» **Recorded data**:
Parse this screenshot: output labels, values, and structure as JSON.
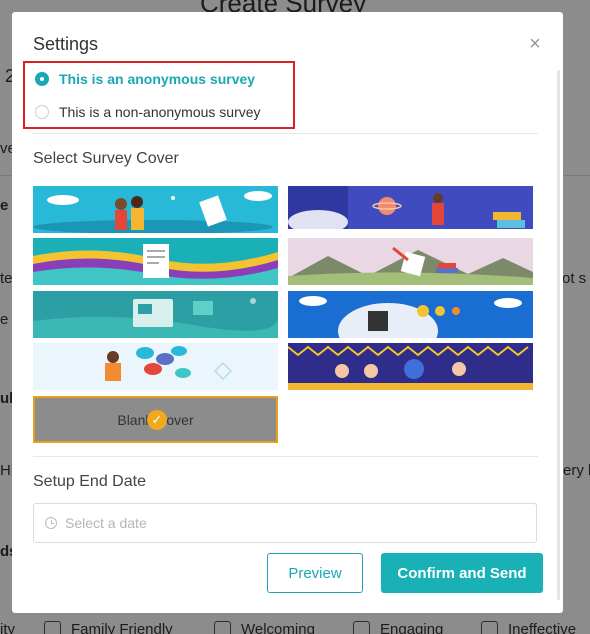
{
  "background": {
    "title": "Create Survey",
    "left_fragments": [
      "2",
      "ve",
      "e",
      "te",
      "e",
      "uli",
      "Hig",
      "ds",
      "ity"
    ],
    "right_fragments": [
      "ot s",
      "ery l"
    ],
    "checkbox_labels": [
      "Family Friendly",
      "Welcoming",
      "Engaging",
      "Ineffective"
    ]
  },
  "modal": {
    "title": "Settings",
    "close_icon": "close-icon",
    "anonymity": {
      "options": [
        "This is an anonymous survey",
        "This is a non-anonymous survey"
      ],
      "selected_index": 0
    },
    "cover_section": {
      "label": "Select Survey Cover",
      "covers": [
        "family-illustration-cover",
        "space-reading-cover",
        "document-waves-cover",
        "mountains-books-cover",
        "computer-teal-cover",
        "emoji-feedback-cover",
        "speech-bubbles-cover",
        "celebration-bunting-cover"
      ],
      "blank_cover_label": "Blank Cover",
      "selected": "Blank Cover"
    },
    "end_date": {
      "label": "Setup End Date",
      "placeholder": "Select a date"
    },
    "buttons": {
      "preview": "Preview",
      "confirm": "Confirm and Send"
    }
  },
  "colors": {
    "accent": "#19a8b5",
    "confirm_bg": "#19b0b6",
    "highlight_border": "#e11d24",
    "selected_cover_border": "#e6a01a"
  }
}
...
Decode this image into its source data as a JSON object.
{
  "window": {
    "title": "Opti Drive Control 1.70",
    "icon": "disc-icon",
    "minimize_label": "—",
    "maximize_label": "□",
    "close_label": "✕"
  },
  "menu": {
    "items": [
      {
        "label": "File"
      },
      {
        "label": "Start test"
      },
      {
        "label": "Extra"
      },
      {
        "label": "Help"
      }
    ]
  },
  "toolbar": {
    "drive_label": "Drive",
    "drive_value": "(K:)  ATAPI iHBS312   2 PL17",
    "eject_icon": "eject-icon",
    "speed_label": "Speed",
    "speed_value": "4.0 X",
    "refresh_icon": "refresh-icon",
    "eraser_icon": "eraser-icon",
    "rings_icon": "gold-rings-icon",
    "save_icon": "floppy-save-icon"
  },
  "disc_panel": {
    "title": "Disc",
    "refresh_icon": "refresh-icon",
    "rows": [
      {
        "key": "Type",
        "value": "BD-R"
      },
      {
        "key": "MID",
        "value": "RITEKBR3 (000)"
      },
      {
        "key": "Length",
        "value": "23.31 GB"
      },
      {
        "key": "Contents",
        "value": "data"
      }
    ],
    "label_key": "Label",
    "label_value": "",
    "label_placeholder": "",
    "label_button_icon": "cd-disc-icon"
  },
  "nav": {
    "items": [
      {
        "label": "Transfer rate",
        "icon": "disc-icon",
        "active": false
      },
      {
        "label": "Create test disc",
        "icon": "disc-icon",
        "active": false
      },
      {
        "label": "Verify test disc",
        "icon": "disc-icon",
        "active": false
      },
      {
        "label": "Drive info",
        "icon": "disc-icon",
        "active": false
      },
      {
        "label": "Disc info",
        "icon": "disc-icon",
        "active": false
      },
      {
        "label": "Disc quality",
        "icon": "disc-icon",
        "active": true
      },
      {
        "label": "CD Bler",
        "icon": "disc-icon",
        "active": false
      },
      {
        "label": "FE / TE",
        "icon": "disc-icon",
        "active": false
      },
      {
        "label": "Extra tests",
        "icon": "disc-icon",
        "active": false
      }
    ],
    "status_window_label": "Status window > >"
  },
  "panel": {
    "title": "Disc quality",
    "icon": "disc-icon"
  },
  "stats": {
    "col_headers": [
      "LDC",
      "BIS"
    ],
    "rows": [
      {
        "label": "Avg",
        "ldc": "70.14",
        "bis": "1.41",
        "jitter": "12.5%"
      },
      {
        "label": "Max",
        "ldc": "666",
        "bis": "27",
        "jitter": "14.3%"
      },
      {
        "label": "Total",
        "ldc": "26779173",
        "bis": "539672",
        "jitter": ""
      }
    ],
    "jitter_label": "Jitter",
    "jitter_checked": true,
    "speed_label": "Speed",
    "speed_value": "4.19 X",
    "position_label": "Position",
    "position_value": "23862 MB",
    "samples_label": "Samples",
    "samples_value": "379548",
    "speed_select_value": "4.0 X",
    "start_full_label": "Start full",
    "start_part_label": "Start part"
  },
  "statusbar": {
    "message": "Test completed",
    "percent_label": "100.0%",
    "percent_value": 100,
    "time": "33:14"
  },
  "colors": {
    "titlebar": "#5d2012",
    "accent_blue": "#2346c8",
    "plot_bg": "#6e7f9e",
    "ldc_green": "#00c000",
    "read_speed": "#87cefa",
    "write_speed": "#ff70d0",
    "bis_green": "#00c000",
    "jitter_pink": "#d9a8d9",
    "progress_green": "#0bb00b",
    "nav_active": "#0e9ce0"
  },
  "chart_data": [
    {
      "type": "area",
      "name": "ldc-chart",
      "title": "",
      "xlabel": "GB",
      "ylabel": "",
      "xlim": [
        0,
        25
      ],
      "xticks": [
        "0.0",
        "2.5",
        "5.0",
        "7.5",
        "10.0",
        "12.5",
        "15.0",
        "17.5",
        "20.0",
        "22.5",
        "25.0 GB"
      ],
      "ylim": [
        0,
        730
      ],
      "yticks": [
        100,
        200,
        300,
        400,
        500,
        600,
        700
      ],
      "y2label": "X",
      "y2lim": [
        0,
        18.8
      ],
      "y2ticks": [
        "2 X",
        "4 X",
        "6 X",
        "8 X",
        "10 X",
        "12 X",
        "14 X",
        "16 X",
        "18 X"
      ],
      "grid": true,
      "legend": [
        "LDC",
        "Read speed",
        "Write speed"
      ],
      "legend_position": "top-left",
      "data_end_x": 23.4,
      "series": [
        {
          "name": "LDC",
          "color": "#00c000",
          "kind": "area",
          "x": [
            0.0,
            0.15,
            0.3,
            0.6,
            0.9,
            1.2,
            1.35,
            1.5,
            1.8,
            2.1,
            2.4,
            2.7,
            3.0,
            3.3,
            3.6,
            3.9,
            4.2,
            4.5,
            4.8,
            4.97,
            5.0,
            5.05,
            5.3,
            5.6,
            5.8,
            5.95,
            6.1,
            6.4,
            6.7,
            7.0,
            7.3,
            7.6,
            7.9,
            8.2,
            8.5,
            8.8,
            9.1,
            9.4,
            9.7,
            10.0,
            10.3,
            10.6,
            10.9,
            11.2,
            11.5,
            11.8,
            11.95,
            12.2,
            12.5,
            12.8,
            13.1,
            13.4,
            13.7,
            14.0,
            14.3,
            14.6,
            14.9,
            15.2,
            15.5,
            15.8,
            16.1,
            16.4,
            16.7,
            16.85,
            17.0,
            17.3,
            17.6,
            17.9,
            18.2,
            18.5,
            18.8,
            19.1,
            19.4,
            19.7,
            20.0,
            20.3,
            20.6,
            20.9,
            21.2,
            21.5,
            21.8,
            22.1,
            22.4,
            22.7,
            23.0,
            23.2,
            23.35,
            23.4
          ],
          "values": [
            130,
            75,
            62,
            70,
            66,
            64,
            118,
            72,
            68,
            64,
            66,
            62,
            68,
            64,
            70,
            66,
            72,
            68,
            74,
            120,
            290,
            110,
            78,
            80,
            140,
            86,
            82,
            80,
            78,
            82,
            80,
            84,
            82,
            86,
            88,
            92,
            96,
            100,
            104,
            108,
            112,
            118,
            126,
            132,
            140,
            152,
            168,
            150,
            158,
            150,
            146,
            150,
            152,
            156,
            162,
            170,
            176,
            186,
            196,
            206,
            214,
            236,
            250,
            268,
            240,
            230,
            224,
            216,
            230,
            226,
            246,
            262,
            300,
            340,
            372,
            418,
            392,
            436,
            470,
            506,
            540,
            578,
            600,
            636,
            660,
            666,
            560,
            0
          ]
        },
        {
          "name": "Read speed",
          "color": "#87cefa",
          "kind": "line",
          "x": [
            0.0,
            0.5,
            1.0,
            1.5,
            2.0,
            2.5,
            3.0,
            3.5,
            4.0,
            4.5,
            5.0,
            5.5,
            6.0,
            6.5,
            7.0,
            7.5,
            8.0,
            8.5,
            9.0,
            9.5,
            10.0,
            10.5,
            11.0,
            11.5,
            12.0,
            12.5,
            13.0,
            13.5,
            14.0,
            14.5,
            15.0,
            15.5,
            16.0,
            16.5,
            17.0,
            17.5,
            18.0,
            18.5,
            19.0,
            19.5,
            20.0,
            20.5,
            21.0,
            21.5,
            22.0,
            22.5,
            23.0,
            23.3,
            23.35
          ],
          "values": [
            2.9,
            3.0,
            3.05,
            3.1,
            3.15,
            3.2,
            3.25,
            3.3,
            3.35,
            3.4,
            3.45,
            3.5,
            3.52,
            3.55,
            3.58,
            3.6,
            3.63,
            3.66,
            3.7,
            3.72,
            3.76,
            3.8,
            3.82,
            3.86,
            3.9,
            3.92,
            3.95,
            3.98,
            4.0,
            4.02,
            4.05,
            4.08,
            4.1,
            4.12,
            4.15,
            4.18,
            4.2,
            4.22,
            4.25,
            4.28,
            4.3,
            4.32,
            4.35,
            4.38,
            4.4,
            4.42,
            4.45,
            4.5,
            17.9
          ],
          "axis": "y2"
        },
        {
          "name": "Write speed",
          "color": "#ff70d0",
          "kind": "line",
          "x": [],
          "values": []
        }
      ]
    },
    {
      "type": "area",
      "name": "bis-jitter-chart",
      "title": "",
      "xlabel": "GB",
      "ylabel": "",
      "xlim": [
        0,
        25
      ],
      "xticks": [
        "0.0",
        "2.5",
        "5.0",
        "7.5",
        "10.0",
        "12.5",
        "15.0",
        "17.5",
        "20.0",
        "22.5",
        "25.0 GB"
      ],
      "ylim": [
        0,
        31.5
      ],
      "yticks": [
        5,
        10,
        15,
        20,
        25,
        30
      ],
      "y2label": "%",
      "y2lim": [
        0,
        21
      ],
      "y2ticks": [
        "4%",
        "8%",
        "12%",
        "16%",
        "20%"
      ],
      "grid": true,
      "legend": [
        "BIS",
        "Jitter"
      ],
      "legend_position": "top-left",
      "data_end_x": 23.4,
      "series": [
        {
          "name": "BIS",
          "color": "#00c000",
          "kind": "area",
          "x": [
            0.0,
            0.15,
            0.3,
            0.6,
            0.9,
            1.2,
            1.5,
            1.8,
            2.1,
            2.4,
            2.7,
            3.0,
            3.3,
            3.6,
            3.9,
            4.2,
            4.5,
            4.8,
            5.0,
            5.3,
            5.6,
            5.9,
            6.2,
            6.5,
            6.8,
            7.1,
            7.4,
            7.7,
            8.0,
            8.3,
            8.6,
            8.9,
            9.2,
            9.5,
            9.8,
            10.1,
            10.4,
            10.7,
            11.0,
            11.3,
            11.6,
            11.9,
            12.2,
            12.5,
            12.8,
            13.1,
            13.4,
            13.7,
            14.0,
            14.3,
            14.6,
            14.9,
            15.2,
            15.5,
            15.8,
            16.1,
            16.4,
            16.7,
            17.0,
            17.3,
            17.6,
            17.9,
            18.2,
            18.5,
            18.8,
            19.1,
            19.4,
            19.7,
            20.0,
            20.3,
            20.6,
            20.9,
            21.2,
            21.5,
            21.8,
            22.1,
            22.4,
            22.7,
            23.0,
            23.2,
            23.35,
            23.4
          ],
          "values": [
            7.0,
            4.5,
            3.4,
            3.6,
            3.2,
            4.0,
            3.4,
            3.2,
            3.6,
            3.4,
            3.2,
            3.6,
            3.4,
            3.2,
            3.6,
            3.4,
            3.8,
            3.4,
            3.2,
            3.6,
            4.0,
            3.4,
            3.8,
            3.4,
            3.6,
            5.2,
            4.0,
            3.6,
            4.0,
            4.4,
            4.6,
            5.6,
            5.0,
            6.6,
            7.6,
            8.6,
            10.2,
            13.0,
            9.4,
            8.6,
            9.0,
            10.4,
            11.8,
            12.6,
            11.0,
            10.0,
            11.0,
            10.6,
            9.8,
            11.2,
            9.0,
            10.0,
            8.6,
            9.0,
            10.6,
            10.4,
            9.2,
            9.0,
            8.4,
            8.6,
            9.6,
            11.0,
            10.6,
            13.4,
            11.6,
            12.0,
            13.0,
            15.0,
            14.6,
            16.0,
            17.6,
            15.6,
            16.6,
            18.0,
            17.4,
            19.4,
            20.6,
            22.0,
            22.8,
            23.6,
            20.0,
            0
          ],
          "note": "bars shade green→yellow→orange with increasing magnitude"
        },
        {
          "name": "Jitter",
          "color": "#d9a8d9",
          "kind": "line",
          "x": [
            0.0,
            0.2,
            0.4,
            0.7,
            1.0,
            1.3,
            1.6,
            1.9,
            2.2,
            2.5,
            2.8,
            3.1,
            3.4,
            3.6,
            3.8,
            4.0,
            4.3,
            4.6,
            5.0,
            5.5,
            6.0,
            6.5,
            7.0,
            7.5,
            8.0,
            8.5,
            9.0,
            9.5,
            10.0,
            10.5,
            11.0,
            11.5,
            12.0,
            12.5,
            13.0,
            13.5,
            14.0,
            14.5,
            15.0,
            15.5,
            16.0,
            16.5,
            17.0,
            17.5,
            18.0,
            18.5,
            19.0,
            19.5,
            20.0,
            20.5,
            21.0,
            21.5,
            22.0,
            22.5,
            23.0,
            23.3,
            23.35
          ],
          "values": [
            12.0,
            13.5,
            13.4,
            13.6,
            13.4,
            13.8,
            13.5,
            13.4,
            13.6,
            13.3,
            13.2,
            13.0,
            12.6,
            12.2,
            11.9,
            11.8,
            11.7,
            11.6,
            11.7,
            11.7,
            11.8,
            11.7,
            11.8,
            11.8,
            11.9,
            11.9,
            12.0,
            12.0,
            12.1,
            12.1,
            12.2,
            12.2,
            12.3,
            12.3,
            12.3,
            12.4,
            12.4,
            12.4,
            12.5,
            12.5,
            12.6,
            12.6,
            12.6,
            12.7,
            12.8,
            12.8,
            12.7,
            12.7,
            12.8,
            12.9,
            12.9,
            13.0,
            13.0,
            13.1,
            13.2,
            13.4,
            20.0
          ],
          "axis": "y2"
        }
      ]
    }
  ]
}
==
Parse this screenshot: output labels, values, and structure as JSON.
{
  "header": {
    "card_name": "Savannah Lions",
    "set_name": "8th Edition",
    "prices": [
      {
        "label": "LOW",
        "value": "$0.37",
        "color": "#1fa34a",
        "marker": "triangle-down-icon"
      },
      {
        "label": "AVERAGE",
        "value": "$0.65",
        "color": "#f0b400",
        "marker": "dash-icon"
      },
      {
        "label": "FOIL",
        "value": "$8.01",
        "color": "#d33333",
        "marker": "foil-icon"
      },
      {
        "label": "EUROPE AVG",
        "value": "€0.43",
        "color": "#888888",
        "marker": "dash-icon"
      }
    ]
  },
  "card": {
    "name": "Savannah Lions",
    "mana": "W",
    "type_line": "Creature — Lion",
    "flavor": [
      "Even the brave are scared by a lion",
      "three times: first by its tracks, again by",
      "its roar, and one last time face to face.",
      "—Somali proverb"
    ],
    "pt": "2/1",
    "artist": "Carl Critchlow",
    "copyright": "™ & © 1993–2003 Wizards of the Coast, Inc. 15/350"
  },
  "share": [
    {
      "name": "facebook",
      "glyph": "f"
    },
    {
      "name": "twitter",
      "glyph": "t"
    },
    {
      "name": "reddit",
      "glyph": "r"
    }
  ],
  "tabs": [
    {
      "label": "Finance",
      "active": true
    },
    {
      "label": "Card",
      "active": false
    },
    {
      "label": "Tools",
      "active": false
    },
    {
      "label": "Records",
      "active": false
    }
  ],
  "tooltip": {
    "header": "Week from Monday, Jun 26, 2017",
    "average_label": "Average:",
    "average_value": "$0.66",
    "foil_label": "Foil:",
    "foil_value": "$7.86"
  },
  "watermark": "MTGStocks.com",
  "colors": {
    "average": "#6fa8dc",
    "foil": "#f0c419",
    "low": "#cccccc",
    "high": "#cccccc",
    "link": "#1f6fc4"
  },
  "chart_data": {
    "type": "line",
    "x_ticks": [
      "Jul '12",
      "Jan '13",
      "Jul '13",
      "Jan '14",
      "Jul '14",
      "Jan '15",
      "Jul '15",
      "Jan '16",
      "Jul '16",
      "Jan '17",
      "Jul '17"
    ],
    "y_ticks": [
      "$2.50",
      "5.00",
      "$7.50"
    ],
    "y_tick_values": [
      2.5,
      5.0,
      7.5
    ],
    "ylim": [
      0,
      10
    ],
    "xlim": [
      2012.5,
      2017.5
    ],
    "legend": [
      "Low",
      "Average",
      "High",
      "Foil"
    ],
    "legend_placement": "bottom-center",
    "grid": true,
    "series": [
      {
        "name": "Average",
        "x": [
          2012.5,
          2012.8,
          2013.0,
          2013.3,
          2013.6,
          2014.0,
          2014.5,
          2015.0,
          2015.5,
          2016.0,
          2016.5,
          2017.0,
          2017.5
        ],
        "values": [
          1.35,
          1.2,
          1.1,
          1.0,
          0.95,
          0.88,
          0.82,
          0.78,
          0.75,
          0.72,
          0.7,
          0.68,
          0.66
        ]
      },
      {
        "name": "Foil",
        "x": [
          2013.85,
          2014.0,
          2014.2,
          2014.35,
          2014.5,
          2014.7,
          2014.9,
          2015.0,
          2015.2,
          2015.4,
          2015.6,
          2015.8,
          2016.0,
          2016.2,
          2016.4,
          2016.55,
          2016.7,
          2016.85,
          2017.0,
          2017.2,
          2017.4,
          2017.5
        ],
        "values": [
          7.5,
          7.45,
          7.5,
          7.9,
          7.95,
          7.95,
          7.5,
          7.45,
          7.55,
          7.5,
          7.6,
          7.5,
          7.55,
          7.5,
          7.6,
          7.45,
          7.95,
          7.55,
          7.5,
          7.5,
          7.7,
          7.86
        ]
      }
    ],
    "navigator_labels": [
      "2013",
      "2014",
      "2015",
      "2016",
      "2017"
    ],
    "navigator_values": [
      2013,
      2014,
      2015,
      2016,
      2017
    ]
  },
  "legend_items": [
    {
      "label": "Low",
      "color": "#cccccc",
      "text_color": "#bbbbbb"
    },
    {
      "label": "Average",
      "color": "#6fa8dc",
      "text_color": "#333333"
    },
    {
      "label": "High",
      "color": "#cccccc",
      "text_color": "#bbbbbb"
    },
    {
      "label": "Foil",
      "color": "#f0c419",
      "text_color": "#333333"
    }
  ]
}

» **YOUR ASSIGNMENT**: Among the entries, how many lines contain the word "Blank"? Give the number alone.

» **REPLY TO THE TASK**: 2